The Impact of Civil Society Networks in Responding to Two Global Pandemics: HIV and COVID-19

MPact’s own Johnny Tohme spoke on the Robert Carr Fund’s July 7 panel at AIDS2020 Virtual about the importance of ensuring a community-led response to COVID-19. Here is his intervention:

“I want to thank the Robert Carr Fund for their continuous support and this opportunity to represent my fellow grantees, and more importantly the voice of our communities.

Concerns: We are clearly off track to end AIDS by 2030. UNAIDS estimated that we need 6.8 billion for comprehensive service packages for KP between 2016 and 2018, while we only had 1.3 billion, showing a resource gap of 80%. With HIV programs severely underfunded, COVID-19 is furthermore jeopardizing the existence of sufficient HIV resources, especially for KP, seeing that KP programming is the first to get sacrificed in national re-planning under COVID. HIV health structures and chains are dealt a hard blow, making it harder for people to access HIV services, to get their medications and to get the social support they need. The scapegoating and attack on our communities in relation to COVID-19 (especially the LGBT and sex workers community) made it even harder for them to get the resources they need and access life-saving services.

Opportunities: With most circumstances stacked up against our communities during this pandemic, it was remarkable how we banded together, took the lead on awareness and mobilization, while drawing lessons from the HIV response.

Being positioned at the global and regional levels, at the one hand, we lobbied donors and UN agencies, to publicly support and call for preservation of our rights and resources. One example is a joint statement in April by UNAIDS and MPact, expressing the concerns about reports that LGBTI people are being blamed and abused during the COVID-19 outbreak. On the other hand, we worked tirelessly to support and virtually convene our constituents on country levels, to collect and forward resources when possible, ensuring their sustainability. Not being necessarily service providers ourselves, we have a long history of creating and utilizing systems within the virtual world, to communicate, engage each-other, and carry on most of our work. This has proven to be essential in COVID time. In matter of weeks, we equipped and taught our country counterparts, how to shift into a virtual world, how to shape their advocacy to governments and other stakeholders, but more importantly, to mobilize each other as we’ve fed, clothed and sheltered those of us who were the most affected. Showing once again, that communities can do a lot with so little and under extreme pressure.

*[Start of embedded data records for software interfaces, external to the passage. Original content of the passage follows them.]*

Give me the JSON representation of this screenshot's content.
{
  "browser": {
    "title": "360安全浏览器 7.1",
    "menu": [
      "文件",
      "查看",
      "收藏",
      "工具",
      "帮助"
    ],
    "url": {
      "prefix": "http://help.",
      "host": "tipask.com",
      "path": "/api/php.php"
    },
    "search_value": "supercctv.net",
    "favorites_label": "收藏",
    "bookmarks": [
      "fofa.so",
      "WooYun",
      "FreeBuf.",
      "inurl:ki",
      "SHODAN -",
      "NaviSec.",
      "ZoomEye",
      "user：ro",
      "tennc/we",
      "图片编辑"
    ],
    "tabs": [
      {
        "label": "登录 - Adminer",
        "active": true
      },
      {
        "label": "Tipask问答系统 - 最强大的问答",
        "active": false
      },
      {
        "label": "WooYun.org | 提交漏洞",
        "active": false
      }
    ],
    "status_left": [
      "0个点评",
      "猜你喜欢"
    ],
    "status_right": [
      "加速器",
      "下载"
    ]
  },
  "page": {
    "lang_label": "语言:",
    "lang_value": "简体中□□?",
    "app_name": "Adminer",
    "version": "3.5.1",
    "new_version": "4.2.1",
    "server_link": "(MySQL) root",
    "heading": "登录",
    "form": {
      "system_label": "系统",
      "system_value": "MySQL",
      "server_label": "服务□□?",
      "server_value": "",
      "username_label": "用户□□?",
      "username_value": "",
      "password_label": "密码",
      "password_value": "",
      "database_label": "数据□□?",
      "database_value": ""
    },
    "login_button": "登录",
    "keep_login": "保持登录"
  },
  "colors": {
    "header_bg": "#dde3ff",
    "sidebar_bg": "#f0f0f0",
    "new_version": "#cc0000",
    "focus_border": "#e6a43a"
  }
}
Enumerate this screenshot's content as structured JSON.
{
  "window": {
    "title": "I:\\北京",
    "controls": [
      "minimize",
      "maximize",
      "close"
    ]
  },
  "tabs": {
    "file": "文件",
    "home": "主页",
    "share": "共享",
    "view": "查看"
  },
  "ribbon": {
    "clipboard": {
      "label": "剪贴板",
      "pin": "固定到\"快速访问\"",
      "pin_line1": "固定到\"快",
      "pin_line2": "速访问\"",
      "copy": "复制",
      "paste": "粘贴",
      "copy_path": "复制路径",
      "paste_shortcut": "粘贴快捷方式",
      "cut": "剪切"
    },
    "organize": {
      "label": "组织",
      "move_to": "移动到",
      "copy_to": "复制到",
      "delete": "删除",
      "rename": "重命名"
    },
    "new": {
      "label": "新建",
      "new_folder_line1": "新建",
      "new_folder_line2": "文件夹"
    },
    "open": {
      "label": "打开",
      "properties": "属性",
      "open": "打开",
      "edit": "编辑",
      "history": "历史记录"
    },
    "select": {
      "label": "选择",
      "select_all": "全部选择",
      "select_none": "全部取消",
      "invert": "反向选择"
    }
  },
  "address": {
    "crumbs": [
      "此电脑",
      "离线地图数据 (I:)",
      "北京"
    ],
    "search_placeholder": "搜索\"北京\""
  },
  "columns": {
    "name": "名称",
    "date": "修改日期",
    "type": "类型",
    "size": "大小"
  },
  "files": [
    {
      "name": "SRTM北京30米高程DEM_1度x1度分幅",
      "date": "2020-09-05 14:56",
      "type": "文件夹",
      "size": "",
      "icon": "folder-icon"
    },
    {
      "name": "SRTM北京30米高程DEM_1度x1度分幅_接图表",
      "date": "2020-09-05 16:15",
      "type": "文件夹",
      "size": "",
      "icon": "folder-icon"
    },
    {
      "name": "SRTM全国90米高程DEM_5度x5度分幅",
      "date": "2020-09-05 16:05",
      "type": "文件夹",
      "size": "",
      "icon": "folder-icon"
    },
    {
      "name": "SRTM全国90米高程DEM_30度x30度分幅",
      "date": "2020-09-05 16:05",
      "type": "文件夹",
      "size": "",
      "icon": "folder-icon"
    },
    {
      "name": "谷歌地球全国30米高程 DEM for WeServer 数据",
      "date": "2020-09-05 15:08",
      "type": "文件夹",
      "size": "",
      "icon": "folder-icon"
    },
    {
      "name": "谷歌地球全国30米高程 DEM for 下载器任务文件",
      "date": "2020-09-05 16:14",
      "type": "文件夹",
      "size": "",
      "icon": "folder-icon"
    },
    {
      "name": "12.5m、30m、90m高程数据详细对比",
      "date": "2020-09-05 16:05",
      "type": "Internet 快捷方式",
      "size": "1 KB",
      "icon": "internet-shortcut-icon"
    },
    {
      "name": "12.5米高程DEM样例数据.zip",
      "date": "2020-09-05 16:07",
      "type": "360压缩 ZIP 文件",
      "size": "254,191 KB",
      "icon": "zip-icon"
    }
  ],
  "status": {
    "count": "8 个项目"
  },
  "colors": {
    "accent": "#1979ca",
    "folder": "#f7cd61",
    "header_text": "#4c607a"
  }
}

Asks: UNAIDS told us yesterday that over half of new HIV infections happen among key populations (62%). And in regions like EECA, and MENA, Key populations account for 95% of new infections. On the other hand, and between 2016 and 2018, $57 billion were invested in the HIV response in LMICs. And how much of that went to specific KP programming? 2%. So basically, we have communities that hold 62% of the new HIV infections burden, who are being specifically targeted by only 2% of the HIV funding in LMICs. It’s ridiculous, and It doesn’t make sense. We know treatment works (U=U) and we know PrEP works. We have all the knowledge and tools to end this epidemic. So, where is the missing link? it’s investing in KP-led programming. We know where our brothers and sisters are, we know how to reach them, how to talk to them and how to serve them. We need money to do that, and we need local governments to get off our backs and stop throwing us in jails, harassing us, refusing to protect us from stigma and discrimination because it’s killing us. It’s 2020 and we’re still dying every day on the streets from government sanctioned violence, from AIDS, and now from COVID-19.

As such, we have 3 main asks from donors:

  1. Invest in key populations led programs as a priority, including programs that allow for mental health support and economic empowerment.
  2. Reprimand governments that violently and proudly violate the rights of our communities and refuse to include us in a response that is directly about us. If we’re really serious about ending this epidemic, at some point diplomacy needs to give way to a stronger tone, and funds should be conditional of a serious and safe engagement of our communities in leading the response, with removal of laws and regulations that put our very existence at risk.
  3. Trust us and trust our ability to make the right decisions on how to respond. Allow for flexibility in how we spend our resources in times of emergencies. COVID-19 taught us how quickly our environment can shift, and we need to be able to shift and evolve with it.

Thank you”

Johnny Tohme – Community Mobilization Manager – MPact